Along with the Czech Republic, surveys show Estonia as being the least religious country of Europe. However, this does not prevent many Estonians from combining a low level of religion with a high level of beliefs in supernatural phenomena, as made clear in several papers presented by scholars from the University of Tartu at the international CESNUR conference, that took on June 17-20 in Tallinn (Estonia) and that RW attended. That Estonia is a secular society was made quite clear by statistical data summarized by Ringo Ringvee: 12 percent of the resident population of Estonia describes itself as “believers” (but this is down to 6 percent among ethnic Estonians) and 27 percent say they are “inclined to belief” (25 percent of ethnic Estonians). Only 2.7 percent are reported to attend religious services at least monthly. Twenty-nine percent of the population is religiously affiliated. While that percentage has not changed between the census of 2000 and the census of 2011, religious diversity has increased. Lutheranism is steadily decreasing (from 152,000 in 2000 to 108,000 in 2011), and the smaller Catholic, Baptist, Pentecostal, Seventh-day Adventist and Methodist denominations have also lost members. On the other hand, the Orthodox Church, with a majority of people from non-Estonian background, had increased from 143,000 to 176,000. Christian-free churches, Buddhists and local neo-Pagan groups have also increased.
But beliefs in a spirit or life force are very strong in Estonia, Ringvee stresses; 20 percent “fully agree” and 45 percent “rather agree” with the statement: “There is some power, life force or energy, that influences people and everything that happens in the world.” The belief that some people can foresee future events is even higher, as is the belief in the healing powers of some individuals. However, another presenter, Marko Uibu, warns that these beliefs express sympathy and openness rather than actual practices: 77 percent of Estonian population say that they believe that psychic healers can cure, but only 12 percent have actually used methods of alternative healing themselves.
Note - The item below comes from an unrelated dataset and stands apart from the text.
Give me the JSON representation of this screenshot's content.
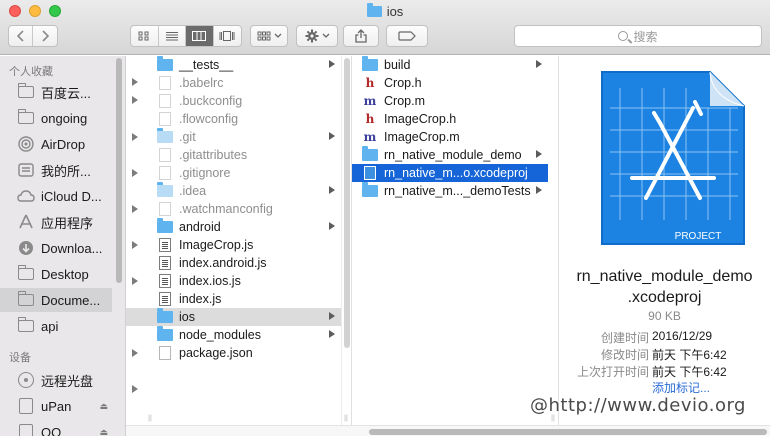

When it comes to such practices, there is a curiosity for them rather than an embrace. According to figures presented by Atko Remmel, one could still be tempted to speak of “spiritual atheism” in Estonia. Among people stating that they have no religious faith, the level of such beliefs (including that plants have a spirit or that animals have a soul or spirit) is very high and only slightly lower than the average population. Only when it comes to stating that humans have a soul do “atheists” rank significantly lower than the rest of the population (around 22 percent for atheists, compared with 42 percent average).